TASK INSTRUCTIONS | Gather the lines below that include the string "part", copying each in full.

BEGIN

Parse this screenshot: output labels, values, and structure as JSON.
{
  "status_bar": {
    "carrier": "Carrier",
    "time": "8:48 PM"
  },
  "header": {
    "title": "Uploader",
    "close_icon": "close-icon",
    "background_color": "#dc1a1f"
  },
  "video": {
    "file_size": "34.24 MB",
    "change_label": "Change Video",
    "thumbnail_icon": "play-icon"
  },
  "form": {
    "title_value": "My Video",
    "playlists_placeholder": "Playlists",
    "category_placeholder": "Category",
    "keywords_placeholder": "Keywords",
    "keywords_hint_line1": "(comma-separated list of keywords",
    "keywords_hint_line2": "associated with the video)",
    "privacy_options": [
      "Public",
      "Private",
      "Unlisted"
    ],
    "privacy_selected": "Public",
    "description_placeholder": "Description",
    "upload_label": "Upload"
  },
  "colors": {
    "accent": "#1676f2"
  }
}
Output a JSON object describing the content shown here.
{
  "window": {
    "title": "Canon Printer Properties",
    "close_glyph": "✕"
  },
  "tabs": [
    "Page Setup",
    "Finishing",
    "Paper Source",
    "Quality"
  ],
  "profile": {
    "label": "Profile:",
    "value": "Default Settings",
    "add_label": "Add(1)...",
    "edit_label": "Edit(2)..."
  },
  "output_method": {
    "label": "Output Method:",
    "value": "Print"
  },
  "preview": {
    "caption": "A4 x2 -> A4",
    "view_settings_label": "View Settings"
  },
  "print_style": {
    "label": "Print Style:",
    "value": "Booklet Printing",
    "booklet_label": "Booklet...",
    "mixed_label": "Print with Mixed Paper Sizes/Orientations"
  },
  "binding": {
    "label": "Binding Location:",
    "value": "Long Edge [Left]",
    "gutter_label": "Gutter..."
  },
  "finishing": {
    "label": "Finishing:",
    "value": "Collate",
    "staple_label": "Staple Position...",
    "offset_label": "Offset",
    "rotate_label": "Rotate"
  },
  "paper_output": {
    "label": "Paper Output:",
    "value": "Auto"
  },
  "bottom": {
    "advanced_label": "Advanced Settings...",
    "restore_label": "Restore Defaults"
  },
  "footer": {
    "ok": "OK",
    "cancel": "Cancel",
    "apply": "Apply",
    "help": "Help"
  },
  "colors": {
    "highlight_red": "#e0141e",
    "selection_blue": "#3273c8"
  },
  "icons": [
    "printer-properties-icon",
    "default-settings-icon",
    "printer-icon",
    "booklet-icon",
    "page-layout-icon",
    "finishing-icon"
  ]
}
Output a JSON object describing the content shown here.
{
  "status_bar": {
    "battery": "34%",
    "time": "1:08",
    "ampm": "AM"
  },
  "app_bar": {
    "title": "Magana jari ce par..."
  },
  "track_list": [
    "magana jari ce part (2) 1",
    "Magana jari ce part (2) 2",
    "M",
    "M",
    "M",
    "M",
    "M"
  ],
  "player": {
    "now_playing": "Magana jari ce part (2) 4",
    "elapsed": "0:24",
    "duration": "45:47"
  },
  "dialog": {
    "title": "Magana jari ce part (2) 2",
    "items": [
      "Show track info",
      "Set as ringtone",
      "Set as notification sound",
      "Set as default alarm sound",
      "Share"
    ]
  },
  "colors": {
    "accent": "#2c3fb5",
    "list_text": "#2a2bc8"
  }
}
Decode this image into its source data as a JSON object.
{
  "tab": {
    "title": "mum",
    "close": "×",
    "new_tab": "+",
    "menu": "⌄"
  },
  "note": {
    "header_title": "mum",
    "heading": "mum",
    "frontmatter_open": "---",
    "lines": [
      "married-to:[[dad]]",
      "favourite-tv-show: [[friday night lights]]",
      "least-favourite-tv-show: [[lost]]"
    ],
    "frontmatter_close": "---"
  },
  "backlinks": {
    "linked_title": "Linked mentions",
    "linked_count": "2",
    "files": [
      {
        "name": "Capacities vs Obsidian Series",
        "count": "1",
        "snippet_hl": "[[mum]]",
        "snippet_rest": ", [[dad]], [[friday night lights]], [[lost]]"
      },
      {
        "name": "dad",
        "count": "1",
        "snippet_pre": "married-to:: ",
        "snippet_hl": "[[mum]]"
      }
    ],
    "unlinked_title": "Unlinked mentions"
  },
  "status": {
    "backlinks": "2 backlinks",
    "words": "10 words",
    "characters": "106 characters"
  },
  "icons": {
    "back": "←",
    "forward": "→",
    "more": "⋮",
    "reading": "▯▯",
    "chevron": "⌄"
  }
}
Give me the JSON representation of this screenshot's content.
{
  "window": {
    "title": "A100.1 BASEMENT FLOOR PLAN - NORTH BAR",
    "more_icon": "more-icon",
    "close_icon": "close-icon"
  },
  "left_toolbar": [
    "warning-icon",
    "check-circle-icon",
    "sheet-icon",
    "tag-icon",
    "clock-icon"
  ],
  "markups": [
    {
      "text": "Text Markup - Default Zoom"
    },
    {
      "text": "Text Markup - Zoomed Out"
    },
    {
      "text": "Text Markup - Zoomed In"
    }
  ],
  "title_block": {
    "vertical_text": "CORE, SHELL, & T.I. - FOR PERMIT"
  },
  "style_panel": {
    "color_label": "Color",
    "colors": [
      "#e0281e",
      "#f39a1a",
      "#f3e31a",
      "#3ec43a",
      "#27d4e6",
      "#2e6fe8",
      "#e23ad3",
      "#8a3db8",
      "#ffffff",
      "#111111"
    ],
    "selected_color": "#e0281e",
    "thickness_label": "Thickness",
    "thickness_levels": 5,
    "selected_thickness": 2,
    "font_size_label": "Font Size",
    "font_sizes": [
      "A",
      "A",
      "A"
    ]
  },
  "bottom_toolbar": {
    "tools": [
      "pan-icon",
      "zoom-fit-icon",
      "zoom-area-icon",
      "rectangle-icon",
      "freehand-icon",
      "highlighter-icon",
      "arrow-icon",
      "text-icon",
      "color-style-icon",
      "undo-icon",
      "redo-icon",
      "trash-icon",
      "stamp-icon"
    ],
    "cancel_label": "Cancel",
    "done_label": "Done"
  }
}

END

EXERCISE SOLUTION |
    "magana jari ce part (2) 1",
    "Magana jari ce part (2) 2",
    "now_playing": "Magana jari ce part (2) 4",
    "title": "Magana jari ce part (2) 2",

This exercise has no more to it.